:: TASK BRIEF ::
Give back the entries in full, exactly as they are written.

:: SOURCE MATERIAL ::
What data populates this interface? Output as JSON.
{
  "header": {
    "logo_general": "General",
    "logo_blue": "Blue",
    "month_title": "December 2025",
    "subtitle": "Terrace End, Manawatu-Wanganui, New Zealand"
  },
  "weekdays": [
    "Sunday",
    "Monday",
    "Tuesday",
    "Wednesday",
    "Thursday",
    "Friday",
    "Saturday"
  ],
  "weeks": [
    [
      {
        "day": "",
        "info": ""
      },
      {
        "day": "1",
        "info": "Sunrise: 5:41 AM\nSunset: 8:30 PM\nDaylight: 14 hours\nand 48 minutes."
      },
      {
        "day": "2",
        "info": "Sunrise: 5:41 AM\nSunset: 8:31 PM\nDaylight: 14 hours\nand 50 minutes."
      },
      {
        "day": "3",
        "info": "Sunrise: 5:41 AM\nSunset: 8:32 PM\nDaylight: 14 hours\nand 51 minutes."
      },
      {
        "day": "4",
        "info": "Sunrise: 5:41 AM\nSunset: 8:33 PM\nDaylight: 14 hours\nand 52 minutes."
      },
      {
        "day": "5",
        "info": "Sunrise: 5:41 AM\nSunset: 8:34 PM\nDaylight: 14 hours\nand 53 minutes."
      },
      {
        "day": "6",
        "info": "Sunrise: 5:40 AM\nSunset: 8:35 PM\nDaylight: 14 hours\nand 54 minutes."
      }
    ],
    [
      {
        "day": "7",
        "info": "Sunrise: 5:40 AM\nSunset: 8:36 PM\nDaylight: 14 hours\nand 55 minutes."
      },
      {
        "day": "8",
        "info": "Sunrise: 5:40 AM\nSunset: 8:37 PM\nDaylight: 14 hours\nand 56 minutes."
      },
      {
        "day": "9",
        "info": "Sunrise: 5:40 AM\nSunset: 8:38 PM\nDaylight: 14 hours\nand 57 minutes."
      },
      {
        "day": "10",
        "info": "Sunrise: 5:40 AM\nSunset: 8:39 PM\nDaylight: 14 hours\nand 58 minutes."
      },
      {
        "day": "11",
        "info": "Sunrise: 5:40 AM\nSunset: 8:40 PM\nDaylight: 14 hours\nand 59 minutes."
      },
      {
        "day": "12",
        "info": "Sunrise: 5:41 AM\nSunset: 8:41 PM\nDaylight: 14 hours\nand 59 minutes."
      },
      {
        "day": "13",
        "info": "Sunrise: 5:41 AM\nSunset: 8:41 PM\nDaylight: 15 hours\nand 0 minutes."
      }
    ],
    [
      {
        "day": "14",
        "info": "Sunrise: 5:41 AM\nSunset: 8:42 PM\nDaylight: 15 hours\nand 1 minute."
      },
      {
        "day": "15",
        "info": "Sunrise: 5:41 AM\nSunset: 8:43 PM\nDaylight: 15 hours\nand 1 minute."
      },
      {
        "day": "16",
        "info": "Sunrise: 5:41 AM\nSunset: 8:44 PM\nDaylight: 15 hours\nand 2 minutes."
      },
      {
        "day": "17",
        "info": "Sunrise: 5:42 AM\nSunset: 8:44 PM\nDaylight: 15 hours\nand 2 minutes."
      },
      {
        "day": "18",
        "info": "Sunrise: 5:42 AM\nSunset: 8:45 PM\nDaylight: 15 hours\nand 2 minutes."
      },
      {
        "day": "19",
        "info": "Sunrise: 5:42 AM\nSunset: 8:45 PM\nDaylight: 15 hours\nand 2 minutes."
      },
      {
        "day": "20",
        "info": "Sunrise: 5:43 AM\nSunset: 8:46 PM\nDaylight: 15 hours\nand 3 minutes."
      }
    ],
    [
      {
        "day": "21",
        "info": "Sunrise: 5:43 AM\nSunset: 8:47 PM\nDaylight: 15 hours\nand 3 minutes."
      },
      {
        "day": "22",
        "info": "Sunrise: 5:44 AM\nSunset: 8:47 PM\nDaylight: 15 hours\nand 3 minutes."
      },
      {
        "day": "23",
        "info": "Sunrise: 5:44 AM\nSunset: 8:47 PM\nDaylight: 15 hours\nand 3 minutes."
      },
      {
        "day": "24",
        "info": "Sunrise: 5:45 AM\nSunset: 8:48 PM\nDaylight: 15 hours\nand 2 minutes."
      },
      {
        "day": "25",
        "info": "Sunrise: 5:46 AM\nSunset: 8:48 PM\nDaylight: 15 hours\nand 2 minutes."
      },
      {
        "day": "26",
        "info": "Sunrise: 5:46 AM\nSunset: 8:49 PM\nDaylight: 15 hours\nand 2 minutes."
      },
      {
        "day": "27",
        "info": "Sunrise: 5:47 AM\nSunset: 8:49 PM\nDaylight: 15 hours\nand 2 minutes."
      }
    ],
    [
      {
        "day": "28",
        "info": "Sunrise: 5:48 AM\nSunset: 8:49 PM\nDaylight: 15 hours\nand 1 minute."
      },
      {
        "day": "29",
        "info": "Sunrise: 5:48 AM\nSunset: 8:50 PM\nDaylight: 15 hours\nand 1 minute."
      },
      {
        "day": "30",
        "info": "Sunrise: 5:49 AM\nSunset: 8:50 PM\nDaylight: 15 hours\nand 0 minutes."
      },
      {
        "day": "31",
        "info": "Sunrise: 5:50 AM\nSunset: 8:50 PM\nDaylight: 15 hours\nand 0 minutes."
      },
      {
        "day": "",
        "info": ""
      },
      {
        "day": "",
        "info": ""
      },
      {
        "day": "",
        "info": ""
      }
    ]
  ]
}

:: SOLUTION TO THE PROBLEM ::
What data populates this interface? Output as JSON.
{
  "header": {
    "logo_general": "General",
    "logo_blue": "Blue",
    "month_title": "December 2025",
    "subtitle": "Terrace End, Manawatu-Wanganui, New Zealand"
  },
  "weekdays": [
    "Sunday",
    "Monday",
    "Tuesday",
    "Wednesday",
    "Thursday",
    "Friday",
    "Saturday"
  ],
  "weeks": [
    [
      {
        "day": "",
        "info": ""
      },
      {
        "day": "1",
        "info": "Sunrise: 5:41 AM\nSunset: 8:30 PM\nDaylight: 14 hours\nand 48 minutes."
      },
      {
        "day": "2",
        "info": "Sunrise: 5:41 AM\nSunset: 8:31 PM\nDaylight: 14 hours\nand 50 minutes."
      },
      {
        "day": "3",
        "info": "Sunrise: 5:41 AM\nSunset: 8:32 PM\nDaylight: 14 hours\nand 51 minutes."
      },
      {
        "day": "4",
        "info": "Sunrise: 5:41 AM\nSunset: 8:33 PM\nDaylight: 14 hours\nand 52 minutes."
      },
      {
        "day": "5",
        "info": "Sunrise: 5:41 AM\nSunset: 8:34 PM\nDaylight: 14 hours\nand 53 minutes."
      },
      {
        "day": "6",
        "info": "Sunrise: 5:40 AM\nSunset: 8:35 PM\nDaylight: 14 hours\nand 54 minutes."
      }
    ],
    [
      {
        "day": "7",
        "info": "Sunrise: 5:40 AM\nSunset: 8:36 PM\nDaylight: 14 hours\nand 55 minutes."
      },
      {
        "day": "8",
        "info": "Sunrise: 5:40 AM\nSunset: 8:37 PM\nDaylight: 14 hours\nand 56 minutes."
      },
      {
        "day": "9",
        "info": "Sunrise: 5:40 AM\nSunset: 8:38 PM\nDaylight: 14 hours\nand 57 minutes."
      },
      {
        "day": "10",
        "info": "Sunrise: 5:40 AM\nSunset: 8:39 PM\nDaylight: 14 hours\nand 58 minutes."
      },
      {
        "day": "11",
        "info": "Sunrise: 5:40 AM\nSunset: 8:40 PM\nDaylight: 14 hours\nand 59 minutes."
      },
      {
        "day": "12",
        "info": "Sunrise: 5:41 AM\nSunset: 8:41 PM\nDaylight: 14 hours\nand 59 minutes."
      },
      {
        "day": "13",
        "info": "Sunrise: 5:41 AM\nSunset: 8:41 PM\nDaylight: 15 hours\nand 0 minutes."
      }
    ],
    [
      {
        "day": "14",
        "info": "Sunrise: 5:41 AM\nSunset: 8:42 PM\nDaylight: 15 hours\nand 1 minute."
      },
      {
        "day": "15",
        "info": "Sunrise: 5:41 AM\nSunset: 8:43 PM\nDaylight: 15 hours\nand 1 minute."
      },
      {
        "day": "16",
        "info": "Sunrise: 5:41 AM\nSunset: 8:44 PM\nDaylight: 15 hours\nand 2 minutes."
      },
      {
        "day": "17",
        "info": "Sunrise: 5:42 AM\nSunset: 8:44 PM\nDaylight: 15 hours\nand 2 minutes."
      },
      {
        "day": "18",
        "info": "Sunrise: 5:42 AM\nSunset: 8:45 PM\nDaylight: 15 hours\nand 2 minutes."
      },
      {
        "day": "19",
        "info": "Sunrise: 5:42 AM\nSunset: 8:45 PM\nDaylight: 15 hours\nand 2 minutes."
      },
      {
        "day": "20",
        "info": "Sunrise: 5:43 AM\nSunset: 8:46 PM\nDaylight: 15 hours\nand 3 minutes."
      }
    ],
    [
      {
        "day": "21",
        "info": "Sunrise: 5:43 AM\nSunset: 8:47 PM\nDaylight: 15 hours\nand 3 minutes."
      },
      {
        "day": "22",
        "info": "Sunrise: 5:44 AM\nSunset: 8:47 PM\nDaylight: 15 hours\nand 3 minutes."
      },
      {
        "day": "23",
        "info": "Sunrise: 5:44 AM\nSunset: 8:47 PM\nDaylight: 15 hours\nand 3 minutes."
      },
      {
        "day": "24",
        "info": "Sunrise: 5:45 AM\nSunset: 8:48 PM\nDaylight: 15 hours\nand 2 minutes."
      },
      {
        "day": "25",
        "info": "Sunrise: 5:46 AM\nSunset: 8:48 PM\nDaylight: 15 hours\nand 2 minutes."
      },
      {
        "day": "26",
        "info": "Sunrise: 5:46 AM\nSunset: 8:49 PM\nDaylight: 15 hours\nand 2 minutes."
      },
      {
        "day": "27",
        "info": "Sunrise: 5:47 AM\nSunset: 8:49 PM\nDaylight: 15 hours\nand 2 minutes."
      }
    ],
    [
      {
        "day": "28",
        "info": "Sunrise: 5:48 AM\nSunset: 8:49 PM\nDaylight: 15 hours\nand 1 minute."
      },
      {
        "day": "29",
        "info": "Sunrise: 5:48 AM\nSunset: 8:50 PM\nDaylight: 15 hours\nand 1 minute."
      },
      {
        "day": "30",
        "info": "Sunrise: 5:49 AM\nSunset: 8:50 PM\nDaylight: 15 hours\nand 0 minutes."
      },
      {
        "day": "31",
        "info": "Sunrise: 5:50 AM\nSunset: 8:50 PM\nDaylight: 15 hours\nand 0 minutes."
      },
      {
        "day": "",
        "info": ""
      },
      {
        "day": "",
        "info": ""
      },
      {
        "day": "",
        "info": ""
      }
    ]
  ]
}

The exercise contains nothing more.